Camminare (Cam-mee-NAH-ray): to walk
There were so many words to choose from today, but this is the one that best characterized the day for me. I left the house at 10:15 am to go to the Cascine Street Market. It is a 15 minute walk there, and the market itself is at least a mile long. Then when you get to the end you have to turn around and walk back through the market (another mile) and then back home.
The street market is a weekly ritual for me. I’ve only missed a couple of Tuesdays since I’ve been here. It’s such an amazing mix of things, from fresh fruit and veggies, to kitchen gadgets, to clothes and beauty products, to herb starts, to puppies for sale, the market has it all. Today I bought beautiful purple onions, lots of tomatoes, fresh peas and asparagus, fresh eggs, and a fried polenta snack. That’s just the food stalls. I also got a new purse, a new belt, a new shirt, 2 capri length leggings, a new scarf, a bra, and a dress, all for €22.

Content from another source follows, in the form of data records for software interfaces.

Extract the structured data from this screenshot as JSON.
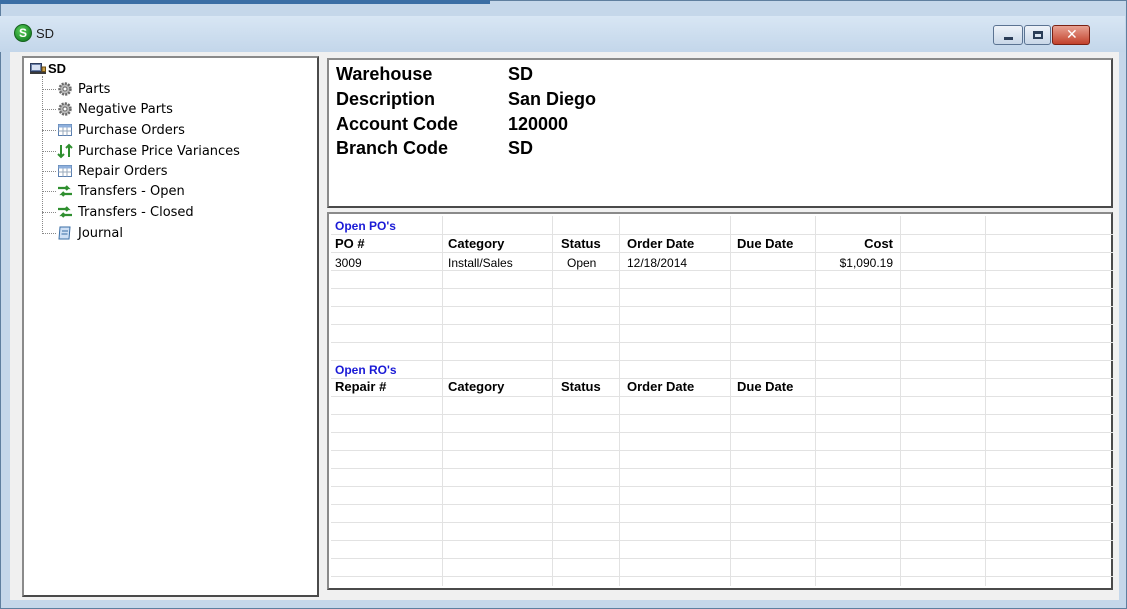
{
  "window": {
    "title": "SD",
    "app_icon_letter": "S"
  },
  "tree": {
    "root_label": "SD",
    "items": [
      {
        "label": "Parts",
        "icon": "gear-icon"
      },
      {
        "label": "Negative Parts",
        "icon": "gear-icon"
      },
      {
        "label": "Purchase Orders",
        "icon": "table-icon"
      },
      {
        "label": "Purchase Price Variances",
        "icon": "up-down-arrows-icon"
      },
      {
        "label": "Repair Orders",
        "icon": "table-icon"
      },
      {
        "label": "Transfers - Open",
        "icon": "transfer-icon"
      },
      {
        "label": "Transfers - Closed",
        "icon": "transfer-icon"
      },
      {
        "label": "Journal",
        "icon": "journal-icon"
      }
    ]
  },
  "info": {
    "warehouse_label": "Warehouse",
    "warehouse_value": "SD",
    "description_label": "Description",
    "description_value": "San Diego",
    "account_code_label": "Account Code",
    "account_code_value": "120000",
    "branch_code_label": "Branch Code",
    "branch_code_value": "SD"
  },
  "open_pos": {
    "section_title": "Open PO's",
    "headers": [
      "PO #",
      "Category",
      "Status",
      "Order Date",
      "Due Date",
      "Cost"
    ],
    "rows": [
      [
        "3009",
        "Install/Sales",
        "Open",
        "12/18/2014",
        "",
        "$1,090.19"
      ]
    ]
  },
  "open_ros": {
    "section_title": "Open RO's",
    "headers": [
      "Repair #",
      "Category",
      "Status",
      "Order Date",
      "Due Date"
    ],
    "rows": []
  },
  "colors": {
    "section_title": "#1a1ad6",
    "window_frame": "#c5d7ea",
    "close_button": "#c2412b"
  }
}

When I got home form the market at around 2:15, I put away all the fresh produce and headed out again. I am on the hunt for 2 things – a pair of comfortable walking shoes for summer and a pair of skinny jeans. I walked for another 3 hours, stopping in shops and trying on shoes and pants. I didn’t buy a thing, although I did find a pair of shoes I really love. They are €99 and I’m trying to decide whether or not I want to commit. I also stopped in at the Santa Maria dei Ricci church where the California Redwood Chorale will be performing in a few weeks time.
But here was my real score of the day. At the end of all that shopping, I was hungry so I stopped in to my local fresh pasta shop. I’ve seen this place before but never ventured in. Today, I decided I would stop in and say hello and buy something. The gnocchi looked good so I asked him for enough for 2 people. It cost €2.80 and was PLENTY for us to eat for dinner. I have been meaning to get back to the salumeria to buy some more of that divine ricotta, so I stopped in there, too. He was out of ricotta, but I saw that he had something labeled “salsa di tartufo.” I told him that I LOVE truffles and he said this stuff is really good. I meant to ask him “How do I prepare it?” but instead I asked “How is it prepared?” and he said that it has only butter, white truffle, black truffle, salt, and parmesan cheese and it is molto buono! He asked what I would put it on. I told him that I just bought some gnocchi and he said, “Perfetto! This will be the best gnocchi of your life.” I asked him for enough for 2 people. I was nervous because this stuff is €80 per kilo but when he weighed it, it came out to about €6. You don’t need much. (I just want to brag for a moment that this entire conversation was in Italian! Yea!)
We had it for dinner and it was beyond heavenly. Seriously. I don’t know why we ever eat out. I don’t know if we should ever eat out again. I should certainly not try to cook this stuff from scratch myself. For about €9 we had the best (well, maybe second-best) dinner we’ve had the whole time we have been here. Why would anyone make their own pasta or gnocchi or pesto or anything of the sort when some artisan down the street who has perfected the art is selling it for cheap. I’m sorry, my American friends, but this just isn’t something you can find in the states. I plan to soak it all up (and probably save it all on my thighs) for the rest of the time I am here. Does it help that I walked for over seven hours today?
“Cammino molto” I walk a lot!